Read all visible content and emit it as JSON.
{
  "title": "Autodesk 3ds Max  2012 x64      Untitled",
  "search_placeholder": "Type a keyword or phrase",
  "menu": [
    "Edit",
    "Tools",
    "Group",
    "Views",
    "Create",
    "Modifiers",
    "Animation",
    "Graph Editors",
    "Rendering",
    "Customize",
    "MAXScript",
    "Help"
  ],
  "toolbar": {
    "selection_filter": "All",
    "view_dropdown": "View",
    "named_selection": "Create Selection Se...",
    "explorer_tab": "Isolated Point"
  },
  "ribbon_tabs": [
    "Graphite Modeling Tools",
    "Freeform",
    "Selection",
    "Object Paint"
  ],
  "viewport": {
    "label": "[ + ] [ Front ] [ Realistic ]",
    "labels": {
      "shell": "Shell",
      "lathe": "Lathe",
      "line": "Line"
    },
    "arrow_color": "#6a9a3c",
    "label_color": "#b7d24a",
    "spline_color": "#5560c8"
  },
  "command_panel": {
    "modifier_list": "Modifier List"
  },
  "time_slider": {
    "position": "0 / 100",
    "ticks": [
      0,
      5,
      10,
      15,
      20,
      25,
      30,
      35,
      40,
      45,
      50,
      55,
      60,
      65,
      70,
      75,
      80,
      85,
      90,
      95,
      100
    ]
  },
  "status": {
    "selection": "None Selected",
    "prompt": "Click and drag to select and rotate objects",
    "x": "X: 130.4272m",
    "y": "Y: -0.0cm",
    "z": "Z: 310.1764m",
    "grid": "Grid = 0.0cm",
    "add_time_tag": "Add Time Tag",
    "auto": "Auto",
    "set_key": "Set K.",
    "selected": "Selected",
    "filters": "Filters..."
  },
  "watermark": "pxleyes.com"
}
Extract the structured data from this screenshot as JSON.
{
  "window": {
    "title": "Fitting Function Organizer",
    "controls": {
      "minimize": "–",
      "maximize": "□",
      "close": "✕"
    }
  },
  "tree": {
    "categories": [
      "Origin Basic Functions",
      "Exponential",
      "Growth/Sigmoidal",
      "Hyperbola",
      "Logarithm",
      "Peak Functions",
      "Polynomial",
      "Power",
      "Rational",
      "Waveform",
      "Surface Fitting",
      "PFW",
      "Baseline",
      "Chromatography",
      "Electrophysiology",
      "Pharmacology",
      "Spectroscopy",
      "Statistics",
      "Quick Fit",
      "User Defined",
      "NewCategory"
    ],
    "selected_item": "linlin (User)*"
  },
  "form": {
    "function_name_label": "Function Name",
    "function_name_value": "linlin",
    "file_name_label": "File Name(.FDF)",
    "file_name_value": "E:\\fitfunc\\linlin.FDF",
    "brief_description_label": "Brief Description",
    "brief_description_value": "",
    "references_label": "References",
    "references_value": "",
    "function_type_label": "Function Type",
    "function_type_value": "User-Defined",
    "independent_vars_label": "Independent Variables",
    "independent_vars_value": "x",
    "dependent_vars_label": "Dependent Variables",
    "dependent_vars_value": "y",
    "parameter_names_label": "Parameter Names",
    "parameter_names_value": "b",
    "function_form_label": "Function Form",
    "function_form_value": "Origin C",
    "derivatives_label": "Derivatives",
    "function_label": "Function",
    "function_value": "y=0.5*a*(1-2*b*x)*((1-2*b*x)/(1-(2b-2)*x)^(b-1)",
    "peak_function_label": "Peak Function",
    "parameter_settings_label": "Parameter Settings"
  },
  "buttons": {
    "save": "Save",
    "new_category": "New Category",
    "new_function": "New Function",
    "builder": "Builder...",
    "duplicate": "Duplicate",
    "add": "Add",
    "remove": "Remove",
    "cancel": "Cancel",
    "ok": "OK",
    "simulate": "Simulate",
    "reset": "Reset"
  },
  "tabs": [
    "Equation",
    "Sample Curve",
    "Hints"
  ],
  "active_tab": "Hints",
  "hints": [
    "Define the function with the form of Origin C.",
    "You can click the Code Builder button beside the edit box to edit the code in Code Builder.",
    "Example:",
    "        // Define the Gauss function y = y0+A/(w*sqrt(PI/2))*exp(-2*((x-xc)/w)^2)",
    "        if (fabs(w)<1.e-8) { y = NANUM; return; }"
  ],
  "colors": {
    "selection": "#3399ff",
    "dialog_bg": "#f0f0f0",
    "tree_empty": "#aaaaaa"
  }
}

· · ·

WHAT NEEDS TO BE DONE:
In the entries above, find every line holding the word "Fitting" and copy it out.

ANSWER FOR THIS EXERCISE:
    "title": "Fitting Function Organizer",
      "Surface Fitting",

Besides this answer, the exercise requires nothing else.